UK government extends furlough scheme for coronavirus-affected workers
Nicole Johnston in London


The British government has announced a massive expansion of its furlough scheme to help millions of workers in the hospitality sector.

It will pay part of the wages for staff whose business, for example a pub or restaurant, is forced to close under local lockdowns. The scheme will last until January.

"Those workers will receive two-thirds of their wages for the time they're unable to go to work," confirmed British finance minister Rishi Sunak. "I hope that this provides reassurance and a safety net for people and businesses in advance of what may be a difficult winter."




The government has been supporting around 10 million people since the furlough scheme started in March. It began by paying 80 percent of their salaries, which gradually decreased to 60 percent.

This furlough scheme was due to finish at the end of October. However, Friday's announcement gives workers in the hospitality sector government assistance until January. 


Working under coronavirus reatrictions

Reena Parekh from London was working in education before she was put on furlough.  She's now back at work two days a week but has taken a significant pay cut.

"The company said in order to survive they need to make major cutbacks," said Parekh. "They don't want to let anyone go or to make employees redundant, so instead they've had to have a salary cap."

The new furlough programme will also provide financial assistance to live music venues and nightclubs that have not been allowed to re-open.

The Piano Works in London has furloughed 100 employees since it closed in March. It's remodelling the business as a restaurant. Its capacity is being reduced from 400 customers to 100. But under the new furlough changes it should be able to receive government support to pay furloughed employees.

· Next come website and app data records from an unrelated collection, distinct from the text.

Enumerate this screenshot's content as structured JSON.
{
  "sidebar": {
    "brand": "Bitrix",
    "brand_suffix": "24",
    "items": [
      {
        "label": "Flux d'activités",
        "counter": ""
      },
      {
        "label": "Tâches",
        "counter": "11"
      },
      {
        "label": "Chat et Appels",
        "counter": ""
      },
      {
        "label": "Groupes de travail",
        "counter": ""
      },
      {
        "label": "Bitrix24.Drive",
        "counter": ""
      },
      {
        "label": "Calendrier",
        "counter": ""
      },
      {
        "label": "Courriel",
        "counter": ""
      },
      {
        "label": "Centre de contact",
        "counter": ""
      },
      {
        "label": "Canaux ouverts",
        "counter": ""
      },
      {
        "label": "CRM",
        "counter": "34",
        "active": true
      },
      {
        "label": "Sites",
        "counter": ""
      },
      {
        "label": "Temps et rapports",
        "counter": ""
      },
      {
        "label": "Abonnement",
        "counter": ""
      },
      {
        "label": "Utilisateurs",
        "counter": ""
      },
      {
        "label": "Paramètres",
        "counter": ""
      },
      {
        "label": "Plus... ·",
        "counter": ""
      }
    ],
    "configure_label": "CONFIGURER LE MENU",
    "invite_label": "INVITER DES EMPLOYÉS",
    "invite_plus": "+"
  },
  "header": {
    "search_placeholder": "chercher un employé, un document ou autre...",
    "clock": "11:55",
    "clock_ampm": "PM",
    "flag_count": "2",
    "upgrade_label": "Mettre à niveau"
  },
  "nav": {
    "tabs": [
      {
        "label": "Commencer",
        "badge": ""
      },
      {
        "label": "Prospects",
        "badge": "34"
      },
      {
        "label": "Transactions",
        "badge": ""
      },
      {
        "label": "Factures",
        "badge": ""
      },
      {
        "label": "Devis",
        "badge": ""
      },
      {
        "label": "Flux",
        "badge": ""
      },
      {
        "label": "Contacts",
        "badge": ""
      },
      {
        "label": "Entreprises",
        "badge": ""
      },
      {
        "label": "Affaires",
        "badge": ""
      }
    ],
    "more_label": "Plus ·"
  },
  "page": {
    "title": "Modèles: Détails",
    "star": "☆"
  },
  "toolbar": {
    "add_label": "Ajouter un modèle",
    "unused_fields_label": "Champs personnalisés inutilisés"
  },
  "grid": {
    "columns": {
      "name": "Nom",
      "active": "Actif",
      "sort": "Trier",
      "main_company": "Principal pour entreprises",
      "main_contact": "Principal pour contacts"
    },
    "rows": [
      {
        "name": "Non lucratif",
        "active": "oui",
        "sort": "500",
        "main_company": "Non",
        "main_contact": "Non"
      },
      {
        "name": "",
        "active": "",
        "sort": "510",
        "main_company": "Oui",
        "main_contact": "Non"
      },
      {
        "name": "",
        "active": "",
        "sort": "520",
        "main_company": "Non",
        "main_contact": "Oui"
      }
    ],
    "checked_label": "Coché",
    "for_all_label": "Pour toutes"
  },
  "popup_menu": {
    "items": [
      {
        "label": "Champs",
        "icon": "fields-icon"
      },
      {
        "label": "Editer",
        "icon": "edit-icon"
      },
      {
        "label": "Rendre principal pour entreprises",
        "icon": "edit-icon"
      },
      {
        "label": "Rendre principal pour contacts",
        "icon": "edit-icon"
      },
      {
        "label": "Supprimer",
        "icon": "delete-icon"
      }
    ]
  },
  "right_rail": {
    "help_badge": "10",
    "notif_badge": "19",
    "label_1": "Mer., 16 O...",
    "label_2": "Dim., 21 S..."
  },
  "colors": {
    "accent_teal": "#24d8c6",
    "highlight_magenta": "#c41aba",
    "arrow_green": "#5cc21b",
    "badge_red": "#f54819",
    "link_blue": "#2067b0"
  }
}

"If there isn't a more targeted programme then we are facing the loss of millions of jobs, thousands of people's favourite venues," says The Piano Works operations director Tristan Moffat. "The potential impact is catastrophic. It's a very scary world we are living in."